For a brief shining moment, anxious executives at Warner Bros. were hopeful that director Guy Ritchie’s King Arthur: Legend of the Sword would open to at least $25 million in North America and overperform overseas, where historical action epics can often conquer audiences.
It wasn’t to be. The dark origins tale about the mythical medieval king fell on its sword at the box office over Mother’s Day weekend, earning just $15.4 million domestically — slightly ahead of Sunday’s $14.7 million estimate — and a dismal $29.1 million from its first 51 foreign markets, including bombing in China with $5 million. While the event film has yet to land in other major territories, including the U.K., the forecast is grim.
King Arthur, starring Charlie Hunnam in the titular role, could lose as much as $150 million for partners Warners and Village Roadshow after costing $175 million to make before a major marketing spend, according to box-office experts who say the movie isn’t likely to earn more than $145 million globally (studios only get half back in box-office receipts in the U.S, and even less overseas). RatPac-Dune Entertainment — the film financing entity launched in 2013 by Steve Mnuchin, who is now U.S. Treasury Secretary, James Packer and filmmaker Brett Ratner — also has a stake in the movie.
A Warners disputed that the loss could climb to $150 million for the various partners.

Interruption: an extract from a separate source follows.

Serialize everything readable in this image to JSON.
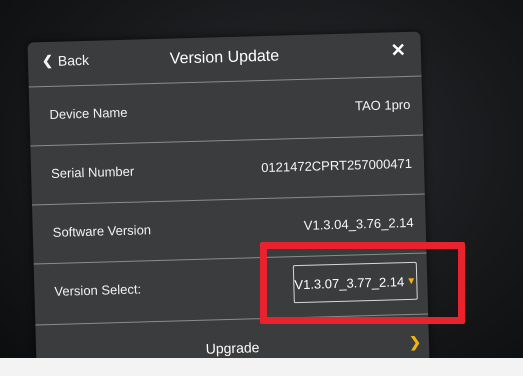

“King Arthur is a paint-by-numbers Hollywood disaster — wrong director, wrong cast, wrong script, etc.,” says box-office analyst Jeff Bock. “The whole Game of Thrones-on-steroids direction the studio went with from the get-go just didn’t get anyone psyched to see this.”